WORK TASK: Copy out each line of the listing below in which the string "https" occurs.

DATA UNDER STUDY:
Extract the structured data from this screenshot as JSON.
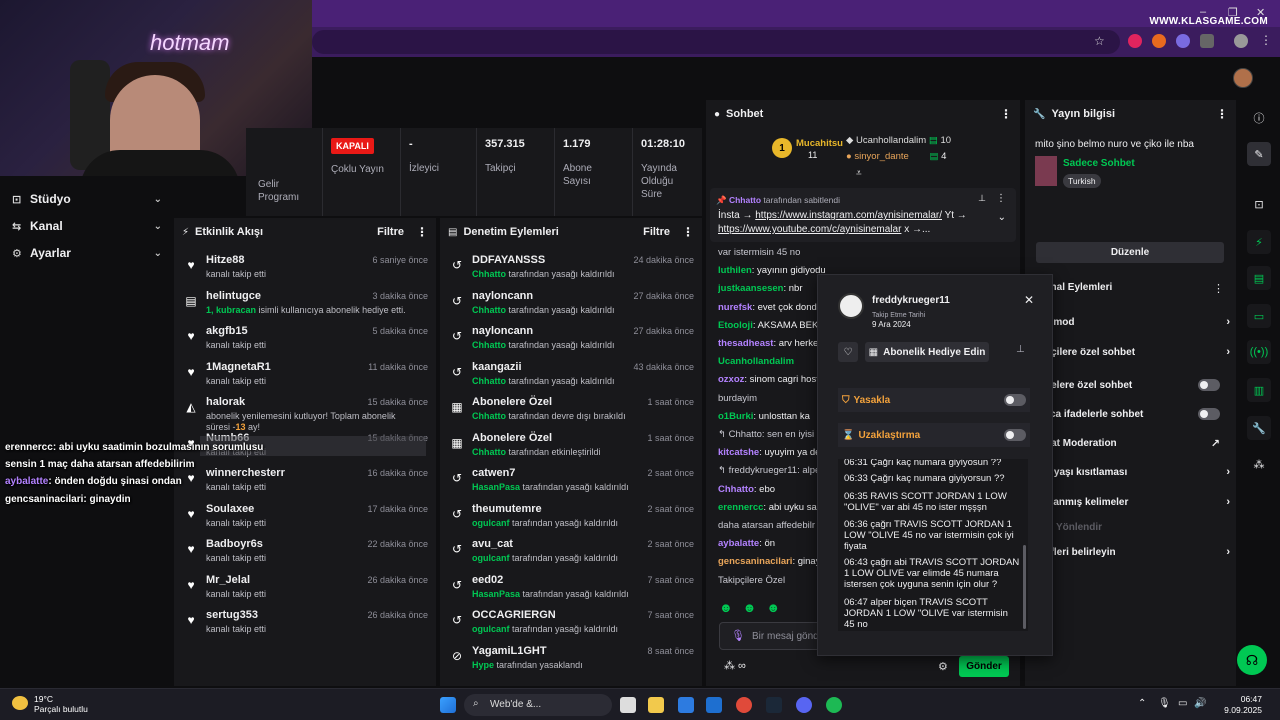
{
  "browser": {
    "watermark": "WWW.KLASGAME.COM"
  },
  "webcam": {
    "neon_sign": "hotmam"
  },
  "nav": [
    {
      "label": "Stüdyo"
    },
    {
      "label": "Kanal"
    },
    {
      "label": "Ayarlar"
    }
  ],
  "stats": {
    "offline_badge": "KAPALI",
    "multistream": "Çoklu Yayın",
    "viewers_value": "-",
    "viewers_label": "İzleyici",
    "followers_value": "357.315",
    "followers_label": "Takipçi",
    "subs_value": "1.179",
    "subs_label": "Abone Sayısı",
    "uptime_value": "01:28:10",
    "uptime_label": "Yayında Olduğu Süre",
    "revenue_label": "Gelir Programı"
  },
  "activity": {
    "title": "Etkinlik Akışı",
    "filter": "Filtre",
    "items": [
      {
        "name": "Hitze88",
        "sub": "kanalı takip etti",
        "time": "6 saniye önce",
        "icon": "♥"
      },
      {
        "name": "helintugce",
        "sub_green": "1, kubracan",
        "sub": " isimli kullanıcıya abonelik hediye etti.",
        "time": "3 dakika önce",
        "icon": "▤"
      },
      {
        "name": "akgfb15",
        "sub": "kanalı takip etti",
        "time": "5 dakika önce",
        "icon": "♥"
      },
      {
        "name": "1MagnetaR1",
        "sub": "kanalı takip etti",
        "time": "11 dakika önce",
        "icon": "♥"
      },
      {
        "name": "halorak",
        "sub": "abonelik yenilemesini kutluyor! Toplam abonelik süresi -",
        "sub2": "13",
        "sub3": " ay!",
        "time": "15 dakika önce",
        "icon": "◭"
      },
      {
        "name": "Numb66",
        "sub": "kanalı takip etti",
        "time": "15 dakika önce",
        "icon": "♥"
      },
      {
        "name": "winnerchesterr",
        "sub": "kanalı takip etti",
        "time": "16 dakika önce",
        "icon": "♥"
      },
      {
        "name": "Soulaxee",
        "sub": "kanalı takip etti",
        "time": "17 dakika önce",
        "icon": "♥"
      },
      {
        "name": "Badboyr6s",
        "sub": "kanalı takip etti",
        "time": "22 dakika önce",
        "icon": "♥"
      },
      {
        "name": "Mr_Jelal",
        "sub": "kanalı takip etti",
        "time": "26 dakika önce",
        "icon": "♥"
      },
      {
        "name": "sertug353",
        "sub": "kanalı takip etti",
        "time": "26 dakika önce",
        "icon": "♥"
      }
    ]
  },
  "moderation": {
    "title": "Denetim Eylemleri",
    "filter": "Filtre",
    "items": [
      {
        "name": "DDFAYANSSS",
        "mod": "Chhatto",
        "action": " tarafından yasağı kaldırıldı",
        "time": "24 dakika önce",
        "icon": "↺"
      },
      {
        "name": "nayloncann",
        "mod": "Chhatto",
        "action": " tarafından yasağı kaldırıldı",
        "time": "27 dakika önce",
        "icon": "↺"
      },
      {
        "name": "nayloncann",
        "mod": "Chhatto",
        "action": " tarafından yasağı kaldırıldı",
        "time": "27 dakika önce",
        "icon": "↺"
      },
      {
        "name": "kaangazii",
        "mod": "Chhatto",
        "action": " tarafından yasağı kaldırıldı",
        "time": "43 dakika önce",
        "icon": "↺"
      },
      {
        "name": "Abonelere Özel",
        "mod": "Chhatto",
        "action": " tarafından devre dışı bırakıldı",
        "time": "1 saat önce",
        "icon": "▦"
      },
      {
        "name": "Abonelere Özel",
        "mod": "Chhatto",
        "action": " tarafından etkinleştirildi",
        "time": "1 saat önce",
        "icon": "▦"
      },
      {
        "name": "catwen7",
        "mod": "HasanPasa",
        "action": " tarafından yasağı kaldırıldı",
        "time": "2 saat önce",
        "icon": "↺"
      },
      {
        "name": "theumutemre",
        "mod": "ogulcanf",
        "action": " tarafından yasağı kaldırıldı",
        "time": "2 saat önce",
        "icon": "↺"
      },
      {
        "name": "avu_cat",
        "mod": "ogulcanf",
        "action": " tarafından yasağı kaldırıldı",
        "time": "2 saat önce",
        "icon": "↺"
      },
      {
        "name": "eed02",
        "mod": "HasanPasa",
        "action": " tarafından yasağı kaldırıldı",
        "time": "7 saat önce",
        "icon": "↺"
      },
      {
        "name": "OCCAGRIERGN",
        "mod": "ogulcanf",
        "action": " tarafından yasağı kaldırıldı",
        "time": "7 saat önce",
        "icon": "↺"
      },
      {
        "name": "YagamiL1GHT",
        "mod": "Hype",
        "action": " tarafından yasaklandı",
        "time": "8 saat önce",
        "icon": "⊘"
      }
    ]
  },
  "chat": {
    "title": "Sohbet",
    "top1_name": "Mucahitsu",
    "top1_count": "11",
    "top2_name": "Ucanhollandalim",
    "top2_count": "10",
    "top3_name": "sinyor_dante",
    "top3_count": "4",
    "pinned_by": "Chhatto",
    "pinned_suffix": " tarafından sabitlendi",
    "pinned_line1_pre": "İnsta → ",
    "pinned_line1_link": "https://www.instagram.com/aynisinemalar/",
    "pinned_line1_post": " Yt →",
    "pinned_line2_link": "https://www.youtube.com/c/aynisinemalar",
    "pinned_line2_post": " x →...",
    "lines": [
      {
        "user": "",
        "text": "var istermisin 45 no"
      },
      {
        "user": "luthilen",
        "text": ": yayının gidiyodu"
      },
      {
        "user": "justkaansesen",
        "text": ": nbr"
      },
      {
        "user": "nurefsk",
        "text": ": evet çok dondu"
      },
      {
        "user": "Etooloji",
        "text": ": AKSAMA BEKL"
      },
      {
        "user": "thesadheast",
        "text": ": arv herke"
      },
      {
        "user": "Ucanhollandalim",
        "text": ""
      },
      {
        "user": "ozxoz",
        "text": ": sinom cagri host"
      },
      {
        "user": "",
        "text": "burdayim"
      },
      {
        "user": "o1Burki",
        "text": ": unlosttan ka"
      },
      {
        "user": "",
        "text": "↰ Chhatto: sen en iyisi uy"
      },
      {
        "user": "kitcatshe",
        "text": ": uyuyim ya dedi"
      },
      {
        "user": "",
        "text": "↰ freddykrueger11: alpe"
      },
      {
        "user": "Chhatto",
        "text": ": ebo"
      },
      {
        "user": "erennercc",
        "text": ": abi uyku sa"
      },
      {
        "user": "",
        "text": "daha atarsan affedebilr"
      },
      {
        "user": "aybalatte",
        "text": ": ön"
      },
      {
        "user": "gencsaninacilari",
        "text": ": ginay"
      },
      {
        "user": "",
        "text": "Takipçilere Özel"
      }
    ],
    "input_placeholder": "Bir mesaj gönd",
    "send": "Gönder"
  },
  "usercard": {
    "name": "freddykrueger11",
    "follow_label": "Takip Etme Tarihi",
    "follow_date": "9 Ara 2024",
    "gift": "Abonelik Hediye Edin",
    "ban": "Yasakla",
    "timeout": "Uzaklaştırma",
    "messages": [
      {
        "time": "06:31",
        "text": "Çağrı kaç numara giyiyosun ??"
      },
      {
        "time": "06:33",
        "text": "Çağrı kaç numara giyiyorsun ??"
      },
      {
        "time": "06:35",
        "text": "RAVIS SCOTT JORDAN 1 LOW \"OLIVE\" var abi 45 no ister mşşşn"
      },
      {
        "time": "06:36",
        "text": "çağrı TRAVIS SCOTT JORDAN 1 LOW \"OLIVE 45 no var istermisin çok iyi fiyata"
      },
      {
        "time": "06:43",
        "text": "çağrı abi TRAVIS SCOTT JORDAN 1 LOW OLIVE var elimde 45 numara istersen çok uyguna senin için olur ?"
      },
      {
        "time": "06:47",
        "text": "alper biçen TRAVIS SCOTT JORDAN 1 LOW \"OLIVE var istermisin 45 no"
      }
    ]
  },
  "streaminfo": {
    "title": "Yayın bilgisi",
    "stream_title": "mito şino belmo nuro ve çiko ile nba",
    "category": "Sadece Sohbet",
    "language": "Turkish",
    "edit": "Düzenle"
  },
  "channel_actions": {
    "title": "anal Eylemleri",
    "items": [
      {
        "label": "ş mod",
        "type": "chev"
      },
      {
        "label": "pçilere özel sohbet",
        "type": "chev"
      },
      {
        "label": "nelere özel sohbet",
        "type": "toggle"
      },
      {
        "label": "zca ifadelerle sohbet",
        "type": "toggle"
      },
      {
        "label": "hat Moderation",
        "type": "ext"
      },
      {
        "label": "p yaşı kısıtlaması",
        "type": "chev"
      },
      {
        "label": "klanmış kelimeler",
        "type": "chev"
      },
      {
        "label": "ci Yönlendir",
        "type": "dim"
      },
      {
        "label": "efleri belirleyin",
        "type": "chev"
      }
    ]
  },
  "overlay_chat": [
    {
      "user": "erennercc",
      "text": ": abi uyku saatimin bozulmasının sorumlusu"
    },
    {
      "user": "",
      "text": "sensin 1 maç daha atarsan affedebilirim"
    },
    {
      "user": "aybalatte",
      "text": ": önden doğdu şinasi ondan"
    },
    {
      "user": "gencsaninacilari",
      "text": ": ginaydin"
    }
  ],
  "taskbar": {
    "temp": "19°C",
    "weather": "Parçalı bulutlu",
    "search": "Web'de &...",
    "time": "06:47",
    "date": "9.09.2025"
  },
  "colors": {
    "accent": "#00c853",
    "brand_purple": "#4a2176",
    "offline_red": "#e91916"
  }
}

OUTPUT BELOW:
    "pinned_line1_link": "https://www.instagram.com/aynisinemalar/",
    "pinned_line2_link": "https://www.youtube.com/c/aynisinemalar",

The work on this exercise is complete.